(Beginning of PROVIDED DATA)
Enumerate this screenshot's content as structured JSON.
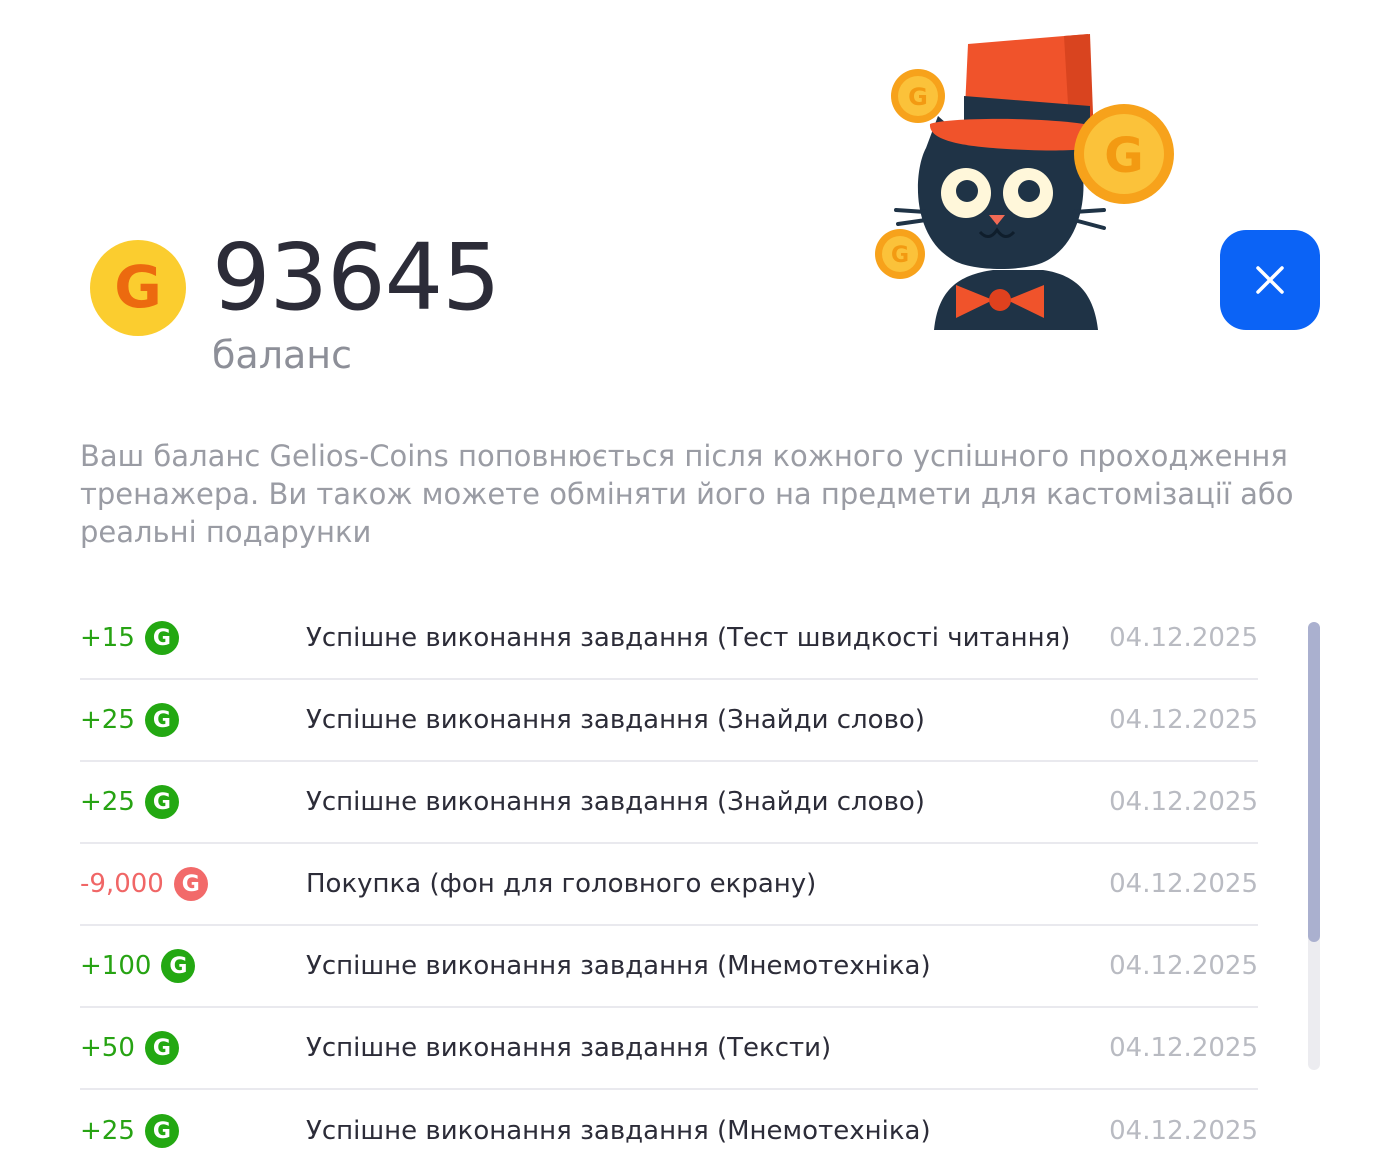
{
  "balance": {
    "coin_letter": "G",
    "value": "93645",
    "label": "баланс"
  },
  "close_icon": "close-icon",
  "description": "Ваш баланс Gelios-Coins поповнюється після кожного успішного проходження тренажера. Ви також можете обміняти його на предмети для кастомізації або реальні подарунки",
  "history": [
    {
      "amount": "+15",
      "type": "pos",
      "coin": "G",
      "text": "Успішне виконання завдання (Тест швидкості читання)",
      "date": "04.12.2025"
    },
    {
      "amount": "+25",
      "type": "pos",
      "coin": "G",
      "text": "Успішне виконання завдання (Знайди слово)",
      "date": "04.12.2025"
    },
    {
      "amount": "+25",
      "type": "pos",
      "coin": "G",
      "text": "Успішне виконання завдання (Знайди слово)",
      "date": "04.12.2025"
    },
    {
      "amount": "-9,000",
      "type": "neg",
      "coin": "G",
      "text": "Покупка (фон для головного екрану)",
      "date": "04.12.2025"
    },
    {
      "amount": "+100",
      "type": "pos",
      "coin": "G",
      "text": "Успішне виконання завдання (Мнемотехніка)",
      "date": "04.12.2025"
    },
    {
      "amount": "+50",
      "type": "pos",
      "coin": "G",
      "text": "Успішне виконання завдання (Тексти)",
      "date": "04.12.2025"
    },
    {
      "amount": "+25",
      "type": "pos",
      "coin": "G",
      "text": "Успішне виконання завдання (Мнемотехніка)",
      "date": "04.12.2025"
    }
  ],
  "colors": {
    "accent": "#0b63f6",
    "positive": "#27a313",
    "negative": "#f06666",
    "coin": "#fbcd2f"
  }
}
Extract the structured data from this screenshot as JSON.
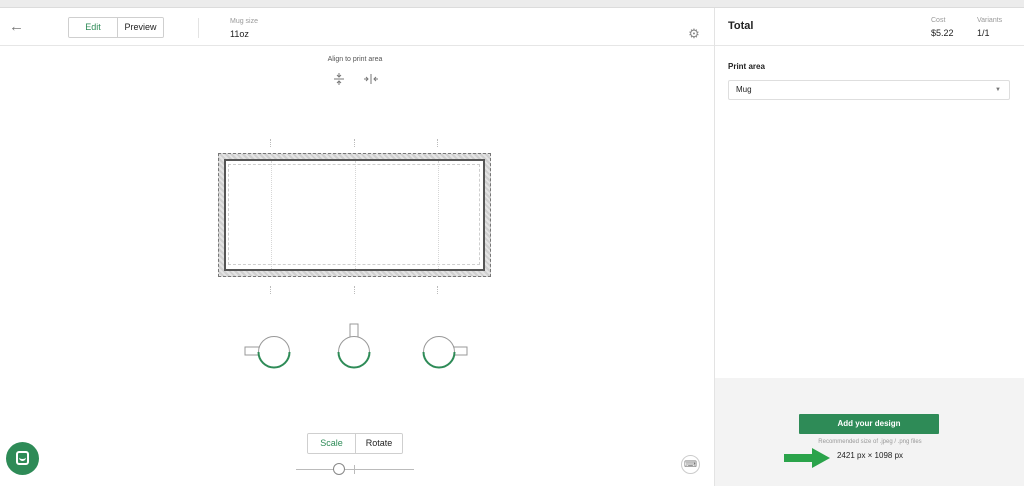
{
  "header": {
    "mode_edit": "Edit",
    "mode_preview": "Preview",
    "mug_size_label": "Mug size",
    "mug_size_value": "11oz"
  },
  "canvas": {
    "align_title": "Align to print area",
    "transform_scale": "Scale",
    "transform_rotate": "Rotate",
    "scale_level": 0.35
  },
  "panel": {
    "title": "Total",
    "cost_label": "Cost",
    "cost_value": "$5.22",
    "variants_label": "Variants",
    "variants_value": "1/1",
    "print_area_label": "Print area",
    "print_area_value": "Mug",
    "add_design_label": "Add your design",
    "recommended_text": "Recommended size of .jpeg / .png files",
    "recommended_size": "2421 px × 1098 px"
  },
  "colors": {
    "accent": "#2e8b57",
    "arrow": "#2aa34a"
  },
  "icons": [
    "arrow-left-icon",
    "gear-icon",
    "align-vertical-center-icon",
    "align-horizontal-center-icon",
    "chat-icon",
    "keyboard-icon"
  ]
}
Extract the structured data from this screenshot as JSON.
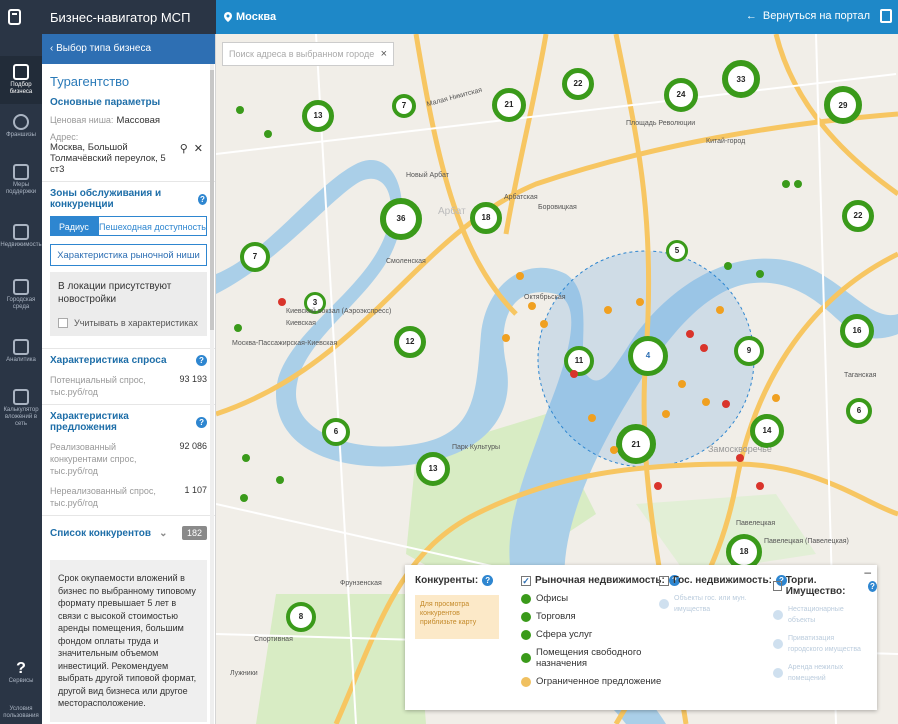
{
  "header": {
    "app_title": "Бизнес-навигатор МСП",
    "city": "Москва",
    "back_to_portal": "Вернуться на портал"
  },
  "rail": {
    "items": [
      {
        "label": "Подбор бизнеса",
        "active": true
      },
      {
        "label": "Франшизы",
        "active": false
      },
      {
        "label": "Меры поддержки",
        "active": false
      },
      {
        "label": "Недвижимость",
        "active": false
      },
      {
        "label": "Городская среда",
        "active": false
      },
      {
        "label": "Аналитика",
        "active": false
      },
      {
        "label": "Калькулятор вложений в сеть",
        "active": false
      }
    ],
    "help_label": "Сервисы",
    "bottom_label": "Условия пользования"
  },
  "panel": {
    "back_label": "‹ Выбор типа бизнеса",
    "business_type": "Турагентство",
    "main_params_title": "Основные параметры",
    "price_niche_label": "Ценовая ниша:",
    "price_niche_value": "Массовая",
    "address_label": "Адрес:",
    "address_value": "Москва, Большой Толмачёвский переулок, 5 ст3",
    "zones_title": "Зоны обслуживания и конкуренции",
    "tab_radius": "Радиус",
    "tab_walk": "Пешеходная доступность",
    "market_button": "Характеристика рыночной ниши",
    "new_buildings_text": "В локации присутствуют новостройки",
    "new_buildings_checkbox": "Учитывать в характеристиках",
    "demand_title": "Характеристика спроса",
    "demand_label": "Потенциальный спрос, тыс.руб/год",
    "demand_value": "93 193",
    "supply_title": "Характеристика предложения",
    "supply_realized_label": "Реализованный конкурентами спрос, тыс.руб/год",
    "supply_realized_value": "92 086",
    "supply_unrealized_label": "Нереализованный спрос, тыс.руб/год",
    "supply_unrealized_value": "1 107",
    "competitors_label": "Список конкурентов",
    "competitors_count": "182",
    "warning_text": "Срок окупаемости вложений в бизнес по выбранному типовому формату превышает 5 лет в связи с высокой стоимостью аренды помещения, большим фондом оплаты труда и значительным объемом инвестиций. Рекомендуем выбрать другой типовой формат, другой вид бизнеса или другое месторасположение."
  },
  "map": {
    "search_placeholder": "Поиск адреса в выбранном городе",
    "clusters": [
      "13",
      "7",
      "21",
      "22",
      "24",
      "33",
      "29",
      "36",
      "18",
      "22",
      "7",
      "5",
      "3",
      "12",
      "11",
      "9",
      "16",
      "6",
      "14",
      "21",
      "6",
      "13",
      "18",
      "8"
    ],
    "center_marker": "4",
    "labels": [
      "Малая Никитская",
      "Новый Арбат",
      "Арбатская",
      "Боровицкая",
      "Смоленская",
      "Киевская",
      "Парк Культуры",
      "Октябрьская",
      "Павелецкая",
      "Таганская",
      "Фрунзенская",
      "Спортивная",
      "Лужники",
      "Китай-город",
      "Площадь Революции",
      "Арбат",
      "Замоскворечье",
      "Москва-Пассажирская-Киевская",
      "Киевский вокзал (Аэроэкспресс)",
      "Павелецкая (Павелецкая)"
    ]
  },
  "legend": {
    "competitors_title": "Конкуренты:",
    "competitors_note": "Для просмотра конкурентов приблизьте карту",
    "market_title": "Рыночная недвижимость:",
    "market_items": [
      "Офисы",
      "Торговля",
      "Сфера услуг",
      "Помещения свободного назначения",
      "Ограниченное предложение"
    ],
    "gov_title": "Гос. недвижимость:",
    "gov_items": [
      "Объекты гос. или мун. имущества"
    ],
    "auction_title": "Торги. Имущество:",
    "auction_items": [
      "Нестационарные объекты",
      "Приватизация городского имущества",
      "Аренда нежилых помещений"
    ],
    "collapse": "–"
  },
  "colors": {
    "rail_bg": "#2a3545",
    "topbar_blue": "#1e88c8",
    "accent_blue": "#2e86d0",
    "cluster_green": "#3a9a1a",
    "pin_orange": "#f0a020",
    "pin_red": "#d9342b"
  }
}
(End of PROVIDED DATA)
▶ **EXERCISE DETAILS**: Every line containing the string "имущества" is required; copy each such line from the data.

▶ **EXPECTED ANSWER**:
      "Объекты гос. или мун. имущества"
      "Приватизация городского имущества",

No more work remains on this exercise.